Page and application data records
^^^^^^^^
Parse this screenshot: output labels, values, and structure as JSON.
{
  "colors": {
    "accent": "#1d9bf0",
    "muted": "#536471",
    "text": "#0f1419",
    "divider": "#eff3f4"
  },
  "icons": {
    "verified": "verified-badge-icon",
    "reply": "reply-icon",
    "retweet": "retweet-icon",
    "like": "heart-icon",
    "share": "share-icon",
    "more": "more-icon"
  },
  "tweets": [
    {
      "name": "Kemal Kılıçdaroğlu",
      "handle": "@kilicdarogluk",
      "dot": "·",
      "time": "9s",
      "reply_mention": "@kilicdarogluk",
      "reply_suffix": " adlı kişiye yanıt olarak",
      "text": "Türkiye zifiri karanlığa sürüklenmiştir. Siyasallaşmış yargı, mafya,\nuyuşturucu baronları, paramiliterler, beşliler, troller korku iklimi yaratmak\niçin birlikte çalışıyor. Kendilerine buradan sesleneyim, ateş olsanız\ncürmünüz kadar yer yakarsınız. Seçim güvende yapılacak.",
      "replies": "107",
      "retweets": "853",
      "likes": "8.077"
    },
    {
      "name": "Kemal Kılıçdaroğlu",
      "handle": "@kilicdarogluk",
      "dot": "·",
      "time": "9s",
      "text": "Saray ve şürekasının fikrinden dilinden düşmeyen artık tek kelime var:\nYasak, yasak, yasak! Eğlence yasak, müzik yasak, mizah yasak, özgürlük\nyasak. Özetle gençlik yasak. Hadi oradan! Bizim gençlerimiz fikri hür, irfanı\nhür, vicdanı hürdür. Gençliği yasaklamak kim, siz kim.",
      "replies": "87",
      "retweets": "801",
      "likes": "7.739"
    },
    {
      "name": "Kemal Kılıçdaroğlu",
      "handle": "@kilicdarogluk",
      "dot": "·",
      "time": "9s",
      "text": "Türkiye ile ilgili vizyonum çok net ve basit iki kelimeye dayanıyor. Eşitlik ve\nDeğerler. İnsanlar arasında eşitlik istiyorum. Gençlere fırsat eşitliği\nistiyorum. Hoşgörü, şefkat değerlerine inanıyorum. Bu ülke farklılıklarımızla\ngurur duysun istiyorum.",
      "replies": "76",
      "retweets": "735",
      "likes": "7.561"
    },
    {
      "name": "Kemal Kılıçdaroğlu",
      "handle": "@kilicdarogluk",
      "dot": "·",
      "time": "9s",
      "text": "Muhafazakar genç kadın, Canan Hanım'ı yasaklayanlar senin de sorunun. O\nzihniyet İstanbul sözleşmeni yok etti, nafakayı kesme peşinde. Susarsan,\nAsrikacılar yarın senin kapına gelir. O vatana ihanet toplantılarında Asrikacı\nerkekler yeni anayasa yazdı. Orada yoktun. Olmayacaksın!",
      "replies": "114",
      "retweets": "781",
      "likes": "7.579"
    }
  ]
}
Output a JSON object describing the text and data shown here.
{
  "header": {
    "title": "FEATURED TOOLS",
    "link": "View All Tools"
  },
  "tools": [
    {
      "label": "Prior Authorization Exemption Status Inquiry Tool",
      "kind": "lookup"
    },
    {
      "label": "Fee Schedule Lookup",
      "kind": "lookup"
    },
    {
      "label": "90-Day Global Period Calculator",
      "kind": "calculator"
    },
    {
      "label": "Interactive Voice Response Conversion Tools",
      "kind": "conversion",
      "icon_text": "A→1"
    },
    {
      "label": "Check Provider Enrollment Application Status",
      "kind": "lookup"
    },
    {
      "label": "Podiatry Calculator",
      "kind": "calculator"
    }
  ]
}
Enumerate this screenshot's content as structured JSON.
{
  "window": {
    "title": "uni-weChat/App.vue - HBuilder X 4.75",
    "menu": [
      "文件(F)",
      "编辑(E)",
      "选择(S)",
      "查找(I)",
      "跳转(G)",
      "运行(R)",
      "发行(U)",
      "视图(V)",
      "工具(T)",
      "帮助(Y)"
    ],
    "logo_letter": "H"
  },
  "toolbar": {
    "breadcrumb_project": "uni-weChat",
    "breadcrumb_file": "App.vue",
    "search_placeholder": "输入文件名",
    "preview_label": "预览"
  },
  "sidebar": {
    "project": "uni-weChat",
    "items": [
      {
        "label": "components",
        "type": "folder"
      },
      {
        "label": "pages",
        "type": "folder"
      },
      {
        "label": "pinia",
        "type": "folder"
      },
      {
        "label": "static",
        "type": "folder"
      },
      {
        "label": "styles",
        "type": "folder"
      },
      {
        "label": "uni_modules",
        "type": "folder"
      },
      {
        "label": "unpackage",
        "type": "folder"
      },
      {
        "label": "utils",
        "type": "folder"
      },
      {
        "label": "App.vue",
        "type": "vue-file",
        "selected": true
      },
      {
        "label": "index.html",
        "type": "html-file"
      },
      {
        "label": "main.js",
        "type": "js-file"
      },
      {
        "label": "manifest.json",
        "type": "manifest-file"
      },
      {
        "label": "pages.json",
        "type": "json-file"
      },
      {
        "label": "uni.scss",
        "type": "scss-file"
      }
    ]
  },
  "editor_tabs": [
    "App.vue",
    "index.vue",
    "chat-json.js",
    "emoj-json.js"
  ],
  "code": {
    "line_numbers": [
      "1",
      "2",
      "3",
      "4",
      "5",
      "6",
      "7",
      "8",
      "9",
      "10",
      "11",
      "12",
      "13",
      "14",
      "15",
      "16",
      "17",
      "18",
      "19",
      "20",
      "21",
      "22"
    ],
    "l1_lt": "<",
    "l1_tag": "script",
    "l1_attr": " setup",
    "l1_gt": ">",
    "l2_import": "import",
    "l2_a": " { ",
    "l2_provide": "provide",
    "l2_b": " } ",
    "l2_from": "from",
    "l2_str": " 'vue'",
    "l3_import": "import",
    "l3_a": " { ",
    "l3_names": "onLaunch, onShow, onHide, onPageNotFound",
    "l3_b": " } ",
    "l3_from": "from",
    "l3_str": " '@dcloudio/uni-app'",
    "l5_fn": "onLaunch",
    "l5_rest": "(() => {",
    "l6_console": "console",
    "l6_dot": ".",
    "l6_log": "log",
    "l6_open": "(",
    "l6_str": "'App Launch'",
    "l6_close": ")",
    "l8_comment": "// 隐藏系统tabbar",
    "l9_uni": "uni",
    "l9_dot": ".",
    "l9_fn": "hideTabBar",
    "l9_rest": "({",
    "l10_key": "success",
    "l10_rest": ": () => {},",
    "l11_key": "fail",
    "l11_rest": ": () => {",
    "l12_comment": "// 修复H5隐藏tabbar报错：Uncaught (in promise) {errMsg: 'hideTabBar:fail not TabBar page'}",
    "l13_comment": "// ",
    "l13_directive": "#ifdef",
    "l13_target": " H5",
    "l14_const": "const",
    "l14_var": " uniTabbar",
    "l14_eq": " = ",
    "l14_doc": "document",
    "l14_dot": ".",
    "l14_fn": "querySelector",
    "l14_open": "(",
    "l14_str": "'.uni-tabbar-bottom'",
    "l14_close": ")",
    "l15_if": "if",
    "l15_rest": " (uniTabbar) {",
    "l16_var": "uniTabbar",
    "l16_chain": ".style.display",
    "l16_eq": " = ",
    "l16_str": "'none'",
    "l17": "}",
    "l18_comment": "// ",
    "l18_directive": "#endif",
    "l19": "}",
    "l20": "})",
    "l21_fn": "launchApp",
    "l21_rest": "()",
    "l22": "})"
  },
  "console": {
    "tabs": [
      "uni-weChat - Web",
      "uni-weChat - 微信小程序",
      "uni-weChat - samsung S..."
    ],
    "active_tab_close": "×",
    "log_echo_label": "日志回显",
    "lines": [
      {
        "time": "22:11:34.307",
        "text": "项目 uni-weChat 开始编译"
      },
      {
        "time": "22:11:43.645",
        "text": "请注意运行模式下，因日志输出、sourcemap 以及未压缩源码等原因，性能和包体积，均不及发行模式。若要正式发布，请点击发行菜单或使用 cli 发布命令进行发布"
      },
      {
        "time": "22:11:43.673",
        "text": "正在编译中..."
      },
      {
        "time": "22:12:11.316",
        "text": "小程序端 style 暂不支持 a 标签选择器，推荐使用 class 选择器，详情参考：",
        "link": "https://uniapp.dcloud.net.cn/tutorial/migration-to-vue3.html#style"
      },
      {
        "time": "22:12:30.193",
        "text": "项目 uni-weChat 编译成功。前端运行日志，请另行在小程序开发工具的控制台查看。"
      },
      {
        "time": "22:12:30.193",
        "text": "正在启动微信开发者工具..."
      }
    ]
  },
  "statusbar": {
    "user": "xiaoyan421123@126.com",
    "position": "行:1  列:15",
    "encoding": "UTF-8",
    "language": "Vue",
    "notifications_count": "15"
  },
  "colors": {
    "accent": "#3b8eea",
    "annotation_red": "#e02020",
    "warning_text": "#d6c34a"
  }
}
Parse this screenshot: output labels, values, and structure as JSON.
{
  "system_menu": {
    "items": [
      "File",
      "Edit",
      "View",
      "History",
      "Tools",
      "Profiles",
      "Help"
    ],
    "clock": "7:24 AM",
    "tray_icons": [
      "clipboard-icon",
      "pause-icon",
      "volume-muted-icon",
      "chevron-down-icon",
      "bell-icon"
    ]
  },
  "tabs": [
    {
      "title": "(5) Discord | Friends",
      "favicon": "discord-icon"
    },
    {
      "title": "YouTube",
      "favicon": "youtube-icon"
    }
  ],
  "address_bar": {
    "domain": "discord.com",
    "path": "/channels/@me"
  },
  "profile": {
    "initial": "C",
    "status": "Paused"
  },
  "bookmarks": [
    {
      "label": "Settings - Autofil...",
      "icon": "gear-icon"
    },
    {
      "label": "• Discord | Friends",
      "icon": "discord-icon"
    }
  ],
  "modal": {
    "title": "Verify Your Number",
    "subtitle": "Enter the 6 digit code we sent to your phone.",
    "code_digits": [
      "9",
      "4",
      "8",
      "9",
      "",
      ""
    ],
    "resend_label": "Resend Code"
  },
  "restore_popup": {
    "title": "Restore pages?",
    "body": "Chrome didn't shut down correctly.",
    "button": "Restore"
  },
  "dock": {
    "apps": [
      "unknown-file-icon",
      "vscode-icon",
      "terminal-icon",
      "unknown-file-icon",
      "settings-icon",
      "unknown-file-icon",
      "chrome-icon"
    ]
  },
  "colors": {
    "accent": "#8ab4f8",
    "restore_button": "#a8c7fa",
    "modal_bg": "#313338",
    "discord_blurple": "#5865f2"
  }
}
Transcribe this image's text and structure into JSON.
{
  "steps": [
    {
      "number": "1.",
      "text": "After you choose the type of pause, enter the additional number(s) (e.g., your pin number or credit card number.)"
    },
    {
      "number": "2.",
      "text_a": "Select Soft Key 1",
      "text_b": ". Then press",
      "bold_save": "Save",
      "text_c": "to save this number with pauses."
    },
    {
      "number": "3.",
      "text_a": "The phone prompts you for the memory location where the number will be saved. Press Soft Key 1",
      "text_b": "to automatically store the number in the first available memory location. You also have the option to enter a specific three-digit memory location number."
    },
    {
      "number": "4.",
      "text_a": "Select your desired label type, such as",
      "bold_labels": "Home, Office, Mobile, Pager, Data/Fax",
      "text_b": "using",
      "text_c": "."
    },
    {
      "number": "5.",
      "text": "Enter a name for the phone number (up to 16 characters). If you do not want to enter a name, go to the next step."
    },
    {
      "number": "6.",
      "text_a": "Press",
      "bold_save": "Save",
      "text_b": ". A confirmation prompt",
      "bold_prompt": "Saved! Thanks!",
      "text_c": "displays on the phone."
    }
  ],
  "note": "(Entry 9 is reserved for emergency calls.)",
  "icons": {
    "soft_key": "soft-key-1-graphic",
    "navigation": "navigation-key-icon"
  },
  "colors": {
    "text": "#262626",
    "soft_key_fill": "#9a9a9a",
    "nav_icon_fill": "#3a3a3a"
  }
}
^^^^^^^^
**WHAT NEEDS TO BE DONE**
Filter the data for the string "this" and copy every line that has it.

**TASK SOLUTION**
Parse this screenshot: output labels, values, and structure as JSON.
Enumerate this screenshot's content as structured JSON.
Parse this screenshot: output labels, values, and structure as JSON.
Transcribe this image's text and structure into JSON.
      "text_c": "to save this number with pauses."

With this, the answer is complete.